Fischer, Utah Symphony tackle Messiaen’s strange yet compelling “Turangalîla”

Sun May 21, 2023 at 11:56 am
By Rick Mortensen
Thierry Fischer conducted the Utah Symphony in Oliver Messiaen’s Turangalîla-Symphonie Friday night at Abravanel Hall. File photo: Kathleen Sykes

Throughout his tenure as music director of the Utah Symphony, Thierry Fischer has earned a reputation for curating eclectic concerts that juxtapose contrasting pieces. It is therefore notable that three of his last four concerts as music director feature only one piece each. In March, he led the orchestra in Bruckner’s Symphony No. 5, his final concerts this week will feature Mahler’s Symphony No. 3, and Friday night, he led the Utah Symphony premiere of Oliver Messiaen’s Turangalîla-Symphonie.

Of those three monumental pieces (each clocking in at 70-90 minutes), the Messiaen might be the most challenging for both orchestra and audience. From the orchestra, it required extra personnel, including four additional percussion players for a total of eight and a guest artist—French musician Augustin Viard—to play an unwieldy electronic instrument called the ondes Martenot. From the audience, the work required a willingness to suspend preconceived notions of rhythm, harmony, form, and style and follow the orchestra on Messiaen’s mystical journey.

For those willing to make the trip, Fischer and the orchestra proved brilliant guides, imbuing the piece’s strange twists and turns with lucidity and charm, creating moments of exquisite beauty along the way.

Principal keyboardist Jason Hardink took a leading role, playing a piano placed in front of the orchestra, concerto style, without a score and displaying a remarkable affinity for the piece’s unique aesthetic. Remaining loose and relaxed, he brought dazzling technique, attacking the cacophonous runs and with precision and intensity, while staying true to the piece’s big ideas.
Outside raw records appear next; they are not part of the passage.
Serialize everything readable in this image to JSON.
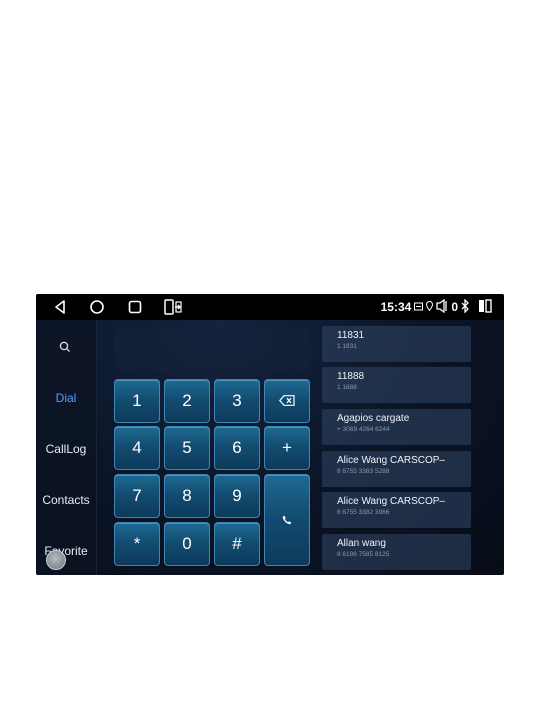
{
  "statusbar": {
    "time": "15:34",
    "icons": [
      "back-icon",
      "home-icon",
      "recents-icon",
      "screen-mirror-icon",
      "sim-icon",
      "location-icon",
      "volume-icon",
      "zero-indicator",
      "bluetooth-icon",
      "split-screen-icon"
    ],
    "zero_indicator": "0"
  },
  "sidebar": {
    "search_icon": "search-icon",
    "items": [
      {
        "label": "Dial",
        "active": true
      },
      {
        "label": "CallLog",
        "active": false
      },
      {
        "label": "Contacts",
        "active": false
      },
      {
        "label": "Favorite",
        "active": false
      }
    ]
  },
  "dialpad": {
    "number_value": "",
    "keys": [
      "1",
      "2",
      "3",
      "4",
      "5",
      "6",
      "+",
      "7",
      "8",
      "9",
      "*",
      "0",
      "#"
    ],
    "backspace_icon": "backspace-icon",
    "call_icon": "phone-icon"
  },
  "contacts": [
    {
      "name": "11831",
      "number": "1 1831"
    },
    {
      "name": "11888",
      "number": "1 1888"
    },
    {
      "name": "Agapios   cargate",
      "number": "+ 3069 4264 6244"
    },
    {
      "name": "Alice Wang   CARSCOP–",
      "number": "8 6755 3383 5288"
    },
    {
      "name": "Alice Wang   CARSCOP–",
      "number": "8 6755 3382 3966"
    },
    {
      "name": "Allan   wang",
      "number": "8 6186 7585 8125"
    }
  ],
  "colors": {
    "accent": "#4aa3ff",
    "key_fill": "#134d72",
    "key_border": "#3c87b5",
    "background": "#0b1426"
  }
}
In certain passages, Hardink seemed to lean into the piece’s absurdism, giving a boisterous energy to moments like the first movement’s extended ostinato passages that twittered over lumbering half notes in the low brass; likewise at the end of the sixth movement, where the strident piano line seemed to be speaking a different language from the lush strings surrounding it. In other moments, like the same movement’s contemplative opening passage, he played with soulful and earnest sensitivity.

While the ondes Martenot was in front of the orchestra next to the piano (with four oddly shaped speakers), it took more of a background, ambient role, adding an otherworldly sound to the overall texture. The few times it took a solo passage, the sound called to mind an old-timey radio searching for a station, and/or the score of a low budget television show set in outer space.     

Fischer and the orchestra established their Messiaen bona fides last season with another of his major, multi-movement works: Des canyons aux etoiles, which they performed in two subscription concerts, in an outdoor concert at Zion’s national park, and on a recording released by Hyperion. This familiarity served them well, as they deftly navigated the Turangalîla’s stylistic shifts and contrasting textures.

Though certain melodic and harmonic motives recurred throughout the piece, each of the ten movements stood apart as a self-contained statement with a distinct mood. Constant throughout was a seeming struggle between consonance and cacophony, with the large, varied percussion section (including blocks, maracas, a loud bass drum and a variety of melodic instruments) playing both sides.

 There were passages calling to mind Gershwin’s American in Paris, Copland’s Billy the Kid, and Bernstein’s dances from West Side Story—all of which were written within a decade of the Messiaen—but dissonance and the dissolution of tonality was never more than a few bars away, and often occurred at the same time, undergirding the melodies with a sense of foreboding.

It was a testament to the orchestra’s cohesion that they were able to stay together through these passages and produce some beautifully transparent textures and orchestral colors. High points included “Jardim du sommeil d’amour,” which began with contemplative mood in the piano and percussion, grew into a lush warm melody in the strings, and then devolved into a cacophonous three-part counterpoint. That movement also showcased the musicality of the strings, winds and brass, which created well-phrased melodic lines that were independent of one another and came together in the end.

At the end of the piece, the audience responded with a mixture of elation and bemusement, but no one left untouched by Messiaen’s strange yet compelling opus.     

In his final concerts as music director Thierry Fischer leads the Utah Symphony in Mahler’s Symphony No. 3, 7:30 p.m. Friday and Saturday.

Leave a Comment